jueves, 2 de junio de 2016

Reading a book everyday?

Uhmm. Is it feasible?

1. (On a suggestion by Marti Pike) I simply dare you to find one book and find one nugget.  Do something with that nugget.  Set a goal or make a plan.  My favorite way to read books lately is to preview them on my Kindle app.  If I really love the book, I buy it.  In the mean time, I have gleaned some fantastic ideas.  

2. After the video seen in class and the discussion in groups and among them, Where do you go from here with this information about mentors, focus and Stoics and Epicureans? Does this video provide you with an interesting tool or not quite?

3 comentarios:

  1. Nugget found in "Wintergirls" by Laurie Halse Anderson: "There is no magic cure, no making it all go away forever. There are only small steps upward; an easier day, an unexpected laugh (...). I'm thawing"
    I'm now setting a new goal: day after day plug away at the same choice and eventually come up with the unsurpassed version of myself possible.

    I can directly relate the video with my foreseeable future: the acting world. Accordingly, it does provide me with an interesting tool! Not until I heard Tai Lopez's speech regarding mentors did I ponder over their existence and how useful they might be when it comes to instruct ourselves so as to flourish and go down a bomb in life.
    I now discern the best way to fulfil my biggest pipe dream and someday perform on Broadway is to take advantage of my present-day reality in lieu of throwing the towel convinced of the typical saying: "You'll never make it". That's what Epicureans do, living for now.
    Likewise, I share Stoic's viewpoint: in order to hit the jackpot in the fullness of time, we need to sacrifice present pleasure. In my own personal case, I cannot pretend to become famous overnight! Instead, I need to take both drama and singing classes until my knowledge reaches that point in which I'm able to teach others from my own past experience. In my book, that's what's all about: having a mentor today so as to be one yourself tomorrow.
    Personally, I quite enjoyed the Ted Talk! It radically changed the way I perceived reality. After watching the video, I can affirm I'm inclined to peruse at my leisure, unlike my previous thoughts on the matter. I now comprehend acting is much more than just interpreting, it requires determination together with a high tolerance for failure. After all, I deem it crucial that we be steadfast in our determination, hence showing dogged persistence. Ultimately, "great things take time", as the saying goes!

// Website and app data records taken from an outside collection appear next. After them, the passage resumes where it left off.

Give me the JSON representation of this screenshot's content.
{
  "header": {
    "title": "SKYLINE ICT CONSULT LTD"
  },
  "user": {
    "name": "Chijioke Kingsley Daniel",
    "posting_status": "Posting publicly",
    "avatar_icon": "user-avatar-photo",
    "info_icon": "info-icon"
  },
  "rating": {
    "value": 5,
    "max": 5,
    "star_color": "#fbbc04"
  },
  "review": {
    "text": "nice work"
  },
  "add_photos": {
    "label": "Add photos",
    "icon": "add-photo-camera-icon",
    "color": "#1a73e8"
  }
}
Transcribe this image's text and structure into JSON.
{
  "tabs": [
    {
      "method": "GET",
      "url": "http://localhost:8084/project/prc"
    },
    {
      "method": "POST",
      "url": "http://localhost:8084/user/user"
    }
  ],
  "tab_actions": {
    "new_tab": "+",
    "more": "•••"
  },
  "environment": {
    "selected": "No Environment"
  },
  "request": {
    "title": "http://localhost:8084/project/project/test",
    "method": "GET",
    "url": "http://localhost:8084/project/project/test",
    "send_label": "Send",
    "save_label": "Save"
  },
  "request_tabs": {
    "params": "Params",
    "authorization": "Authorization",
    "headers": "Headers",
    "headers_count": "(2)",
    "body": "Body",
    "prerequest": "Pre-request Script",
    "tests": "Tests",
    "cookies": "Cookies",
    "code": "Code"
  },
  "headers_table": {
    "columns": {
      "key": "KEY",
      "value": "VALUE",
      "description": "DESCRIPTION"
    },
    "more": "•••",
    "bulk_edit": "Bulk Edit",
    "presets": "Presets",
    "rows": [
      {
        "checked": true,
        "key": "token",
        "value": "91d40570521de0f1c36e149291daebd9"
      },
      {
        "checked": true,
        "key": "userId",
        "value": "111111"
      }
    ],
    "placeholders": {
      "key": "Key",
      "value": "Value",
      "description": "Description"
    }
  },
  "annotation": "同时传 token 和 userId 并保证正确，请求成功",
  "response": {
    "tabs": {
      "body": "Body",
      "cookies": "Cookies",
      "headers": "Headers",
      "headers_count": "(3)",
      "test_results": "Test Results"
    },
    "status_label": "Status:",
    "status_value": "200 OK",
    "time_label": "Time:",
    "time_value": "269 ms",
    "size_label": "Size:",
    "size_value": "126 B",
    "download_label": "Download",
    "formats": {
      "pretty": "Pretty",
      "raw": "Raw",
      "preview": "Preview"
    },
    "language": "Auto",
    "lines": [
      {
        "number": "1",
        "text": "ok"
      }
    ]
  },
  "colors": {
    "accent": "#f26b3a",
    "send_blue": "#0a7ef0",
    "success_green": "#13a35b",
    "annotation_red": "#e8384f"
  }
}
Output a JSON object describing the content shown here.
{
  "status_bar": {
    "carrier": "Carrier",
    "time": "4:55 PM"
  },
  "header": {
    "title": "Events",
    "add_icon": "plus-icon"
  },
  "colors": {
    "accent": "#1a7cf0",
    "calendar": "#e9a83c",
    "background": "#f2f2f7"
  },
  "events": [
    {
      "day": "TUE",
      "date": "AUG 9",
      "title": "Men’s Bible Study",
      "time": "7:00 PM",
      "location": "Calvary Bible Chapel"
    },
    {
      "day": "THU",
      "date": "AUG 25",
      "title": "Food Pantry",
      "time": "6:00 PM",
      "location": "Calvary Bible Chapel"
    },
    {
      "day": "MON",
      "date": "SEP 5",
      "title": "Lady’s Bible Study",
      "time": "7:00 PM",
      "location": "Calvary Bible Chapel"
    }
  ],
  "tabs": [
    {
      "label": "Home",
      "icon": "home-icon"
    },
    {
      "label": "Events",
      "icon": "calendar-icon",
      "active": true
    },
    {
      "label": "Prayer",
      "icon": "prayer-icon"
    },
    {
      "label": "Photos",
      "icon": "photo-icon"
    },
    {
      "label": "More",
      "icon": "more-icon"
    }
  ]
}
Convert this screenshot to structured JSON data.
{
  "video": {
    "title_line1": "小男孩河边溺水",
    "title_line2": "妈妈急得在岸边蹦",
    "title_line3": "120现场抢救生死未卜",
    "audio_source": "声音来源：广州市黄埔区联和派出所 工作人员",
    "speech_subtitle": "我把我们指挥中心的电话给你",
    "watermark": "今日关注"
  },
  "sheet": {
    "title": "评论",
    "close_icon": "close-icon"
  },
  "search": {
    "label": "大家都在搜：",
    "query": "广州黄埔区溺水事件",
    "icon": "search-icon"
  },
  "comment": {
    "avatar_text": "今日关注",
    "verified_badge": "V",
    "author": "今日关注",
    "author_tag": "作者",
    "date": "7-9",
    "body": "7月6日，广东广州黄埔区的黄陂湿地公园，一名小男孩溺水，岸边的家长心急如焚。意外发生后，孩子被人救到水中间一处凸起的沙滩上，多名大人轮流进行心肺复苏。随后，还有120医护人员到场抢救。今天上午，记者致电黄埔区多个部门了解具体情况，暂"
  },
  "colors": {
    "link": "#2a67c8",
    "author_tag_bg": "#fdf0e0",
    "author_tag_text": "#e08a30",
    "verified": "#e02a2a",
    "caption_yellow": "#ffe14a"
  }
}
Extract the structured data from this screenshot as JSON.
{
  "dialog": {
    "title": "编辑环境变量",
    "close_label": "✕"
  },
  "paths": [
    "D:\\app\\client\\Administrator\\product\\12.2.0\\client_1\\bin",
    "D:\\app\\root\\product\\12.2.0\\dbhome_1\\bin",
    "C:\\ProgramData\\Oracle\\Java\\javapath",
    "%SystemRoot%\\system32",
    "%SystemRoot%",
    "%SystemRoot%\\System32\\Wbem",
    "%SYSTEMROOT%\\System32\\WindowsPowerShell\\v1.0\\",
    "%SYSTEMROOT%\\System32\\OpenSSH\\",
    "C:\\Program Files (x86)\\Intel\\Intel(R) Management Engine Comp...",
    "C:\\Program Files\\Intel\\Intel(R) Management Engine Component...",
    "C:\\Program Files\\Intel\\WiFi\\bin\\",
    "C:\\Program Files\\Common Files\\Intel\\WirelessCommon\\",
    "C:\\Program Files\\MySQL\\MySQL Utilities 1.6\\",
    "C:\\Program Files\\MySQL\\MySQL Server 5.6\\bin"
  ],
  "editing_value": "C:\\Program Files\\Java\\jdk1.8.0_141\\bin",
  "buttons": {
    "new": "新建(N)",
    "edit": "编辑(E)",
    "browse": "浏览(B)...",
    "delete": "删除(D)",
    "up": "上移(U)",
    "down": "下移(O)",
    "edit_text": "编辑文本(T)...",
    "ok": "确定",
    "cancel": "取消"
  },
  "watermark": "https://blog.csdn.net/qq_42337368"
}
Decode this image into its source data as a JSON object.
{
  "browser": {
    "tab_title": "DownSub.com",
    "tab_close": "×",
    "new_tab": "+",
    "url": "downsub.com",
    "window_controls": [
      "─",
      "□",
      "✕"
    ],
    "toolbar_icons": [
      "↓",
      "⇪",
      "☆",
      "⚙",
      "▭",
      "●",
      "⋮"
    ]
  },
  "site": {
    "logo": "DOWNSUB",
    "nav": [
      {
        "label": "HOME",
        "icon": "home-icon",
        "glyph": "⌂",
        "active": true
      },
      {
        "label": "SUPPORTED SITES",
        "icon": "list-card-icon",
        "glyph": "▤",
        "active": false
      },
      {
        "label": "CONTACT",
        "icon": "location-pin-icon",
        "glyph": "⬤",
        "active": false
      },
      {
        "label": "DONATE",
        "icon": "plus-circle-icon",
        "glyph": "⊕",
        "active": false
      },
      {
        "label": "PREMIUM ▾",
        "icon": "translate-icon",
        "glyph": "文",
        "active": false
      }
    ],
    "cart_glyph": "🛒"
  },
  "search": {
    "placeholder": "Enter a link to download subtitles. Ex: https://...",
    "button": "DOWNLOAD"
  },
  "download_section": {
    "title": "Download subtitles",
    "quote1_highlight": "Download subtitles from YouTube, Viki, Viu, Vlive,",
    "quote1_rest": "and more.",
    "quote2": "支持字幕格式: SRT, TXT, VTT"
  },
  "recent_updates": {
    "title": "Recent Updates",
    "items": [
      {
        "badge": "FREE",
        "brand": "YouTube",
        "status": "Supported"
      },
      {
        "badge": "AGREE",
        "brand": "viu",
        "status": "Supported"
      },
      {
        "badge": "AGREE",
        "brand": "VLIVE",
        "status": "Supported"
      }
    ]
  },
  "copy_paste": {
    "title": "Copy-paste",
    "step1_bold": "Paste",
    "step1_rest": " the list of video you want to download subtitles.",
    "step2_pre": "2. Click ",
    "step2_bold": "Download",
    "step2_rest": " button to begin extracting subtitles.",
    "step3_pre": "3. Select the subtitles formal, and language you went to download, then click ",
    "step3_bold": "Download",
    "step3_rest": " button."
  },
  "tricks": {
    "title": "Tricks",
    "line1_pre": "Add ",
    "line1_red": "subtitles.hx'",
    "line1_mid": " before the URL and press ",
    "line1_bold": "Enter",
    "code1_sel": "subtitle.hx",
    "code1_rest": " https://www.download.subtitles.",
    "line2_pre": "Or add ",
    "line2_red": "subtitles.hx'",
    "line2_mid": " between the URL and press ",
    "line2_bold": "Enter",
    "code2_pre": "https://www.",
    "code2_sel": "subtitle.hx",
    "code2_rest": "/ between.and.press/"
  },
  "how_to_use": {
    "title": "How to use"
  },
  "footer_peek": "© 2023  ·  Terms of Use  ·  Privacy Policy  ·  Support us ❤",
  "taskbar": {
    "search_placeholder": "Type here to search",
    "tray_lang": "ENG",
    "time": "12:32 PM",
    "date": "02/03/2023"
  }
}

  2. I have heard about Tai before and although I am not a lot into him, I read some articles of him about the secrets of a multimillionaire.
    Doing my research about the Stoics and Epicureans, I found that the Stoics presented their philosophy as a way of life, and they thought that the best indication of an individual's philosophy was not what a person said but how that person behaved While the Epicurus believed that what he called "pleasure" was the greatest good, but that the way to attain such pleasure was to live modestly, to gain knowledge of the workings of the world and to limit one's desires.
    Having read about both theories, I associate myself more with the Stoics theory because I truly believe that the key of success is acting in a very intelligent way so as to get what you want, “Actions are more important than words”.
    Moreover, some people believe that mentors are just scammers who´s main objective is to sell programs by telling people that by followings those programs they will achieve anything they want. I am not one of those, although I would try to become my own mentor, I truly reckon that selling programs and advices is their job and is up to you to buy them or not.
    I found a very interesting phrase told by Will Smith and used by Tai which is: If you want to do big things, you have to do two things. One, you have to run, so that you train your body so that you do not lose time and you can push through and persevere when everybody gives up and then read in number two, because you have to learn what other smarter people have done”.
    Another phrase I have found that really made my eyes roll into it is: Ghandi: “First people ignore you, then they laugh at you, then they hate you, then they love you”.
    Last but not least, I truly believe that it is very important to read books every day and it is something that almost nobody does. And for those who are slow at reading, a good way to get what you want in reading is to pick the book that it is of your interest because if you do not like it you are never going to finish it.

  3. Nugget from 1894 from George Orwell: "Being in a minority, even a minority of one, did not make you mad. There was truth and there was untruth, and if you clung to the truth even against the whole world, you were not mad." What I learned from this qoute and from the whole book was to speak my mind as it is the main value of freedom and freedom is something we have to fight for.

    I had seen Tai´s conference once one week before we saw it in class and what had called my attention of it had been his advice of reading one book per day. Focusing on Tai´s idea of having a mentor, I can say it is a good way of absorbing experience and knowledge from someone who has already lived more than you. Needless to say that if you are choosing a mentor, you have to be especially careful on the selection.

    The video provides interesting tools related to the concept of effort and long-term results. When Tai is mentioning the Epicureans and the Stoics, he is contrasting two philosophies of seeing life. The Epicureans live the day, having short-term result, no effort (a clear example of an Epicurean would be a procastinator). While the Stoics are those who see effort and hard work as their mean of having greater results in a distant future (but guarantee with constancy and perseverance).